* **WHAT THIS TASK INVOLVES**
Please go through the records below and return every line holding the word "table".

* **RECORDS PROVIDED**

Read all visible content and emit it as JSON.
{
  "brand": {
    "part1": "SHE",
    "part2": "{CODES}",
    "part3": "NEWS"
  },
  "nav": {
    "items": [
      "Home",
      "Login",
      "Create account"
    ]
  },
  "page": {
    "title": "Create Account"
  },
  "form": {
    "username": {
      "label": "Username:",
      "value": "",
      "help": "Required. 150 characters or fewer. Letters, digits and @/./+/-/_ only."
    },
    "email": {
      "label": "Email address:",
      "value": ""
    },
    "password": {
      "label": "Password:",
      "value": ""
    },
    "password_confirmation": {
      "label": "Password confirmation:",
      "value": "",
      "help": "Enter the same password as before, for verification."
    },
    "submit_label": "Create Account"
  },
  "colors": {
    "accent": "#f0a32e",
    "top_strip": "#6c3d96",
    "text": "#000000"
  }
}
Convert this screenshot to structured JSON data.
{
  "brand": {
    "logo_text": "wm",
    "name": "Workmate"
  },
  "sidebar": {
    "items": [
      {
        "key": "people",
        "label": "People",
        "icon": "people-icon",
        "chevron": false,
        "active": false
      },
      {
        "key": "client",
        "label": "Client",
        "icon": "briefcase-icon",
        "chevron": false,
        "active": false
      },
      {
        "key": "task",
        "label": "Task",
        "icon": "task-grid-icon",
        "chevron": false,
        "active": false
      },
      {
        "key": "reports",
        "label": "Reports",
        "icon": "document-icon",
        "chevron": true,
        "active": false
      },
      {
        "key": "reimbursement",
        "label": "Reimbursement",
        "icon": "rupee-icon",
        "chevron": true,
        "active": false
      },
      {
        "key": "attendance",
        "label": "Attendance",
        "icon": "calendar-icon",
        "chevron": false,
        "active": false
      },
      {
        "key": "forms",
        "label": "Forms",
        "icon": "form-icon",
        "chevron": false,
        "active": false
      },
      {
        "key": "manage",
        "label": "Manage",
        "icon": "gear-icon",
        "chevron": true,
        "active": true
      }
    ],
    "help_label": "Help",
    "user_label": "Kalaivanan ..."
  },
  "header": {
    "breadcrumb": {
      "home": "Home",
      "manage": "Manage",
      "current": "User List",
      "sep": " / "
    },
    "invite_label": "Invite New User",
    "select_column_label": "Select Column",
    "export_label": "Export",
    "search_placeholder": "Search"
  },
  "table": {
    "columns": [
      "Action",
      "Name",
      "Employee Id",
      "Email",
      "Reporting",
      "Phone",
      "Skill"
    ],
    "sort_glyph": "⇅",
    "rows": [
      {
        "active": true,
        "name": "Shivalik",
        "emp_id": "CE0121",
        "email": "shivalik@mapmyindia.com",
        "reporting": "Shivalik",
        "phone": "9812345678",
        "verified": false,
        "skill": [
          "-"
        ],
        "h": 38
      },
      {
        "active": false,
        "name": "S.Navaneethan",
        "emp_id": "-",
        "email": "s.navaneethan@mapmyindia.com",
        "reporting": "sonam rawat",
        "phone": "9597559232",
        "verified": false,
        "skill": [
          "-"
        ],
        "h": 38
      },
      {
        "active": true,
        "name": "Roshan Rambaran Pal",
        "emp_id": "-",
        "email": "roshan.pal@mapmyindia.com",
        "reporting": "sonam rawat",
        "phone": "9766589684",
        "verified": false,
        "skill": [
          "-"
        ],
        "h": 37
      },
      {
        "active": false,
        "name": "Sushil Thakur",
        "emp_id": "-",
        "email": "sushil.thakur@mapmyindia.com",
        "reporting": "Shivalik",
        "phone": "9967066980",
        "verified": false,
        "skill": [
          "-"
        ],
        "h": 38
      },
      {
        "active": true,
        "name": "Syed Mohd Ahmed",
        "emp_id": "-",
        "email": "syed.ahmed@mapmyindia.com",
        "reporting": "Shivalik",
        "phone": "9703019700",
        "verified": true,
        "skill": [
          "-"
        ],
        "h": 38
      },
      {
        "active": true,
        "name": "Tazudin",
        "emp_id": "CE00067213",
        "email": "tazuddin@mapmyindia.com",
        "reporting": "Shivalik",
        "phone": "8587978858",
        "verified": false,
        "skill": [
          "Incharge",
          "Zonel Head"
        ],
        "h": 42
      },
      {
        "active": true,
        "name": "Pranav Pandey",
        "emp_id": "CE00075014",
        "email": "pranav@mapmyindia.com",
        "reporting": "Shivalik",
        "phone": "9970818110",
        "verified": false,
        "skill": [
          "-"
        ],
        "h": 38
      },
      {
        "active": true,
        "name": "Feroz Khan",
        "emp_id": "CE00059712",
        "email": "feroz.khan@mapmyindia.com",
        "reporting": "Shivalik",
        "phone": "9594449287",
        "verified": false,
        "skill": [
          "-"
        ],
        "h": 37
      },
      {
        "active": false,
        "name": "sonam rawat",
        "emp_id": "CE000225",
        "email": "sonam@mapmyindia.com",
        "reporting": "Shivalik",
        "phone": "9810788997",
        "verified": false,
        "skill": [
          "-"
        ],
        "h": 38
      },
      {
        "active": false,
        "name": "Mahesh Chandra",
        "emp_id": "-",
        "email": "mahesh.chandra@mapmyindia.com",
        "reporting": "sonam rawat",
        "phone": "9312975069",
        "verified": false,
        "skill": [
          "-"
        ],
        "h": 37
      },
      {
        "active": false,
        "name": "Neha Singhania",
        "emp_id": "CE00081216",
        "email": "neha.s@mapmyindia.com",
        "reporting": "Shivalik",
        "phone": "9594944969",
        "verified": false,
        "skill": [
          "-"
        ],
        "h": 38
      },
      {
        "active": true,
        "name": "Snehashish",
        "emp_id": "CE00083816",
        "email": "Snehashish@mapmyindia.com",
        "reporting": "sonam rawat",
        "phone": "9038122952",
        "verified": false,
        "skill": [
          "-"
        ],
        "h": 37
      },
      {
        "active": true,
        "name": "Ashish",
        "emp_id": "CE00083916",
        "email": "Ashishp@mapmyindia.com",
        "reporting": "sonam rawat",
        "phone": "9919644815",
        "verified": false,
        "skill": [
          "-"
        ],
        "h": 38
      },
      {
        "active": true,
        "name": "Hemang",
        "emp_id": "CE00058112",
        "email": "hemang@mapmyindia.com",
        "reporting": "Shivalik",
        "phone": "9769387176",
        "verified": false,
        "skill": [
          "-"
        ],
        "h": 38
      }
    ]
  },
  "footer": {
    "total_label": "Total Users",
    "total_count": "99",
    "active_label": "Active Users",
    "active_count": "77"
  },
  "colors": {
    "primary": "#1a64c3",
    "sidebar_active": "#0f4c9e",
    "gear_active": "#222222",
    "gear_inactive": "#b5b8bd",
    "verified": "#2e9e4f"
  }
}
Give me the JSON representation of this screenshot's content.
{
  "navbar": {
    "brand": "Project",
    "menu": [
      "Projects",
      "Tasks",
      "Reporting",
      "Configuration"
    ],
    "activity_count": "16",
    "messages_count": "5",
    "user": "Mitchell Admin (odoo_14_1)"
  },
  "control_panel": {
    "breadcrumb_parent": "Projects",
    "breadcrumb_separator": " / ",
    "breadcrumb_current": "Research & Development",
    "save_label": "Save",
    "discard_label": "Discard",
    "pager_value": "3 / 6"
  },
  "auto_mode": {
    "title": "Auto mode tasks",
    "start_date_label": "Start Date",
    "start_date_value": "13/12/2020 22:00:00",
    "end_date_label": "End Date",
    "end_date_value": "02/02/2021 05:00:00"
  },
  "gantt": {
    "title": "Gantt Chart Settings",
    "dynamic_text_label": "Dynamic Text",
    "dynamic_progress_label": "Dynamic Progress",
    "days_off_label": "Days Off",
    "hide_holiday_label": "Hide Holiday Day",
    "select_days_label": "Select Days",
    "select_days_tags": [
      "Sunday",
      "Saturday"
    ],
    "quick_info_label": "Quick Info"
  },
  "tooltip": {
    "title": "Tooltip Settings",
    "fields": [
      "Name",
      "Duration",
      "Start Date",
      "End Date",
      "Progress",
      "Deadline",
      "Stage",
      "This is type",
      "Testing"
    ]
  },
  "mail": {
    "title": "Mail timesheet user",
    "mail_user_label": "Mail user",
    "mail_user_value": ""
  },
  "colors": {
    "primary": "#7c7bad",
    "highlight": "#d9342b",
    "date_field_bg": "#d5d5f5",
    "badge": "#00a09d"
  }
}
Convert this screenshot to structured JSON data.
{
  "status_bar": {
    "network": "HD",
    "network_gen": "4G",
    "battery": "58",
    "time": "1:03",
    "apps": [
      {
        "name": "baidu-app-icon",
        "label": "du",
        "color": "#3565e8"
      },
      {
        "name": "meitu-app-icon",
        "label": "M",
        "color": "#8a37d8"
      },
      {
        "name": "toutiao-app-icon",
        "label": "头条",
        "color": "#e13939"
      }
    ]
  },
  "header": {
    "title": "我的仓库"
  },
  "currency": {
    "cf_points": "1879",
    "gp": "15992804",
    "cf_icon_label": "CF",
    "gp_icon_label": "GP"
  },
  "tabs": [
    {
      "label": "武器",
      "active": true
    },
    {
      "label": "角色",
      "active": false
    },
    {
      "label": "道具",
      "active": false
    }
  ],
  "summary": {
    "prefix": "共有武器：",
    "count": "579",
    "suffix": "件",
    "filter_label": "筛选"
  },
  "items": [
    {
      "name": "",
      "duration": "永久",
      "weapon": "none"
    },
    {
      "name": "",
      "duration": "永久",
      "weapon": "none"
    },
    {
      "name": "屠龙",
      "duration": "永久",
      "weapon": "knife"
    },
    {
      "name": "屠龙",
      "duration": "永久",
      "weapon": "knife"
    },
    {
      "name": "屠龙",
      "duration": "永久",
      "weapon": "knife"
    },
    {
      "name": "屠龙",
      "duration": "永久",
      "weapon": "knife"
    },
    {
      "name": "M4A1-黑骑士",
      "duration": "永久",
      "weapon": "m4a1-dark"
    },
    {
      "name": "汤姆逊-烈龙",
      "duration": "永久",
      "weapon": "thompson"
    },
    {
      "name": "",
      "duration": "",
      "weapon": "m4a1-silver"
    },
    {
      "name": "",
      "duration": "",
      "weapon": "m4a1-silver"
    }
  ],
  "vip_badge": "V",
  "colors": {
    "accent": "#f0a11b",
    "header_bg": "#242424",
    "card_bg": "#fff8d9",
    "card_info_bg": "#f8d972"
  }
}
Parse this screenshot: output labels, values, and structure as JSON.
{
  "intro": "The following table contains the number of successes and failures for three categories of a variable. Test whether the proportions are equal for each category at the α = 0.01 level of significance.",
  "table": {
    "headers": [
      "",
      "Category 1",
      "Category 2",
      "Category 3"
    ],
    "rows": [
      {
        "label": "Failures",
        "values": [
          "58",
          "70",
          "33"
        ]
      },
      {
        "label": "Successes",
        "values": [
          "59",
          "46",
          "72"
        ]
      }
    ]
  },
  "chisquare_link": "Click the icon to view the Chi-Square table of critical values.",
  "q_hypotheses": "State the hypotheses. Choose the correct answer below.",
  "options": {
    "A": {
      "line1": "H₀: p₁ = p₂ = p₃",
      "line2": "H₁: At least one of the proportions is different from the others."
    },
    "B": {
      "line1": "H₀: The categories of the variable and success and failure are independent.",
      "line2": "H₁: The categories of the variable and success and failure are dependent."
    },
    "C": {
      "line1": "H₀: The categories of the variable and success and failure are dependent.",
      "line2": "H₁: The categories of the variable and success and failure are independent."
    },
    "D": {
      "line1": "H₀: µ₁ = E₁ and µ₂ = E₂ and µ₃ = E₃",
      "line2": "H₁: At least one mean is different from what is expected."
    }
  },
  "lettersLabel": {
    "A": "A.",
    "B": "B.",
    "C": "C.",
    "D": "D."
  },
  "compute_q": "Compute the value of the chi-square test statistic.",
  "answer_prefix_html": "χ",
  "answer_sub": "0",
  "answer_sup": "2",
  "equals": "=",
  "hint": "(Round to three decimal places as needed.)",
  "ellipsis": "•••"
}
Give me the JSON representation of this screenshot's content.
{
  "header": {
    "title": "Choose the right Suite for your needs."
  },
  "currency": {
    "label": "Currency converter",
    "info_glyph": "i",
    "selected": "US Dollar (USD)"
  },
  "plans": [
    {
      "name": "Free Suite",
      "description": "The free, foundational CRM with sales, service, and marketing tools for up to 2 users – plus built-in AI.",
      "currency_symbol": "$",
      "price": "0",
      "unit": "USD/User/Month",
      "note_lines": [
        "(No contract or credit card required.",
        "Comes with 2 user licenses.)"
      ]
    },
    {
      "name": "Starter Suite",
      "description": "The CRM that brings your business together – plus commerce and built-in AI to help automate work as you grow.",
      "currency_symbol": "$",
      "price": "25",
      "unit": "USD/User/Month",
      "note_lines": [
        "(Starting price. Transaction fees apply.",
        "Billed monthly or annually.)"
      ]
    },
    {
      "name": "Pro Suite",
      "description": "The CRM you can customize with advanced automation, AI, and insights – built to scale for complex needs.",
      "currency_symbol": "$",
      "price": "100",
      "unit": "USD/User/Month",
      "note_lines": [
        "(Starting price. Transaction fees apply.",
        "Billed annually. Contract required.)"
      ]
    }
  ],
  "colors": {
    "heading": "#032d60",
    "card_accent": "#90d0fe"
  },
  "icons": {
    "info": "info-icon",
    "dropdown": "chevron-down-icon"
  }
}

* **RESULT OF THIS TASK**
  "table": {
  "intro": "The following table contains the number of successes and failures for three categories of a variable. Test whether the proportions are equal for each category at the α = 0.01 level of significance.",
  "table": {
  "chisquare_link": "Click the icon to view the Chi-Square table of critical values.",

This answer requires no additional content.